Further to my previous article on the dangers and threats that many children and young people face within their own countries in order to receive an education, a report released by BBC News reveals that safety issues aren’t the only blockades to education, but also financial constraints. As much as I understand that this is the way that the education system in the Middle East has affected people for years, it cannot continue in this way. To date, many have sold property and put their life savings into their children’s education, sending them far away from home so that they can learn. As we all would do for any young family members, parents and families in the Middle East want the best education for their children to grow up and succeed.
Despite their hopes that this will result in something positive, it often drains the lifeblood and money from families that, to be honest, don’t need such problems. Living in the conditions that many of them do, it breaks up families and can sometimes risk them missing moments that no child should ever have to. In the case that was made by BBC News, a student was looking forward to seeing his grandparent after a term at school, unfortunately however, an illness had killed his grandparent before he got home, meaning he was never able to see him again. No one wants to see a family member die, but at the same time, missing many of these moments robs children of the chance of saying goodbye. No matter what, it should never be the case that families are split for the sake of education. Education is a right, but so is the right to a family life. They should go together, not be a choice or sacrifice of each other.
Nevertheless, the fact that kids are being sent off in bus loads to take exams just shows how dedicated some families must be. I still applaud students for wanting to learn and going to these lengths to do so. In this country, we often do not enjoy education and have it right on our doorstep, so to speak. Many in the Middle East will travel miles away from their homes in order to get the education that they so desperately need and want.
Our education is accessible, free until you we are eighteen, and we take that for granted. Every now and then, we should put into perspective our own circumstances compared to those in poor and war torn countries. Perhaps then we will be appreciative for what we have got, and will do our best to improve the situation for people in countries that are less fortunate than us.

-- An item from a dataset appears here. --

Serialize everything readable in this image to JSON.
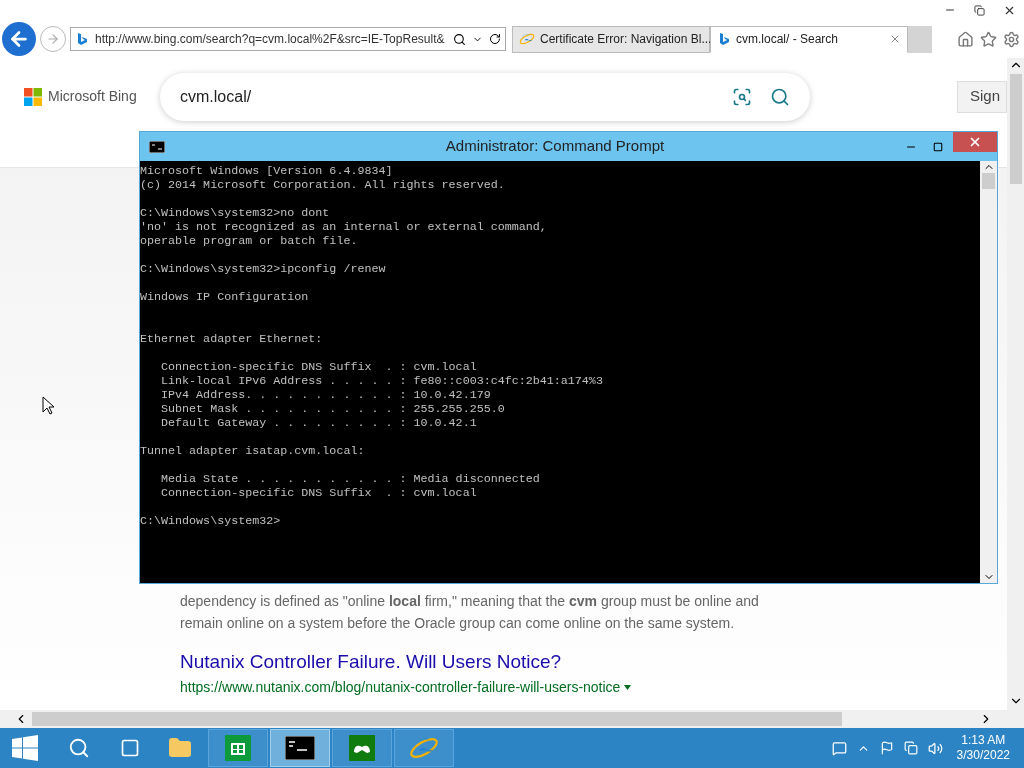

Overall, it is great to see that many want to learn, despite testing environmental circumstances in foreign nations, but it’s absolutely ridiculous families have to take such extreme measures to ensure that their children receive an education. It costs money, family time, and can mean that the family miss important moments together. I get convenient travel to my college for free; I get the course for free. And what do they get? Not much it seems. No one should have to sacrifice their family’s livelihood to give a child an education.
Backbench Minister for Education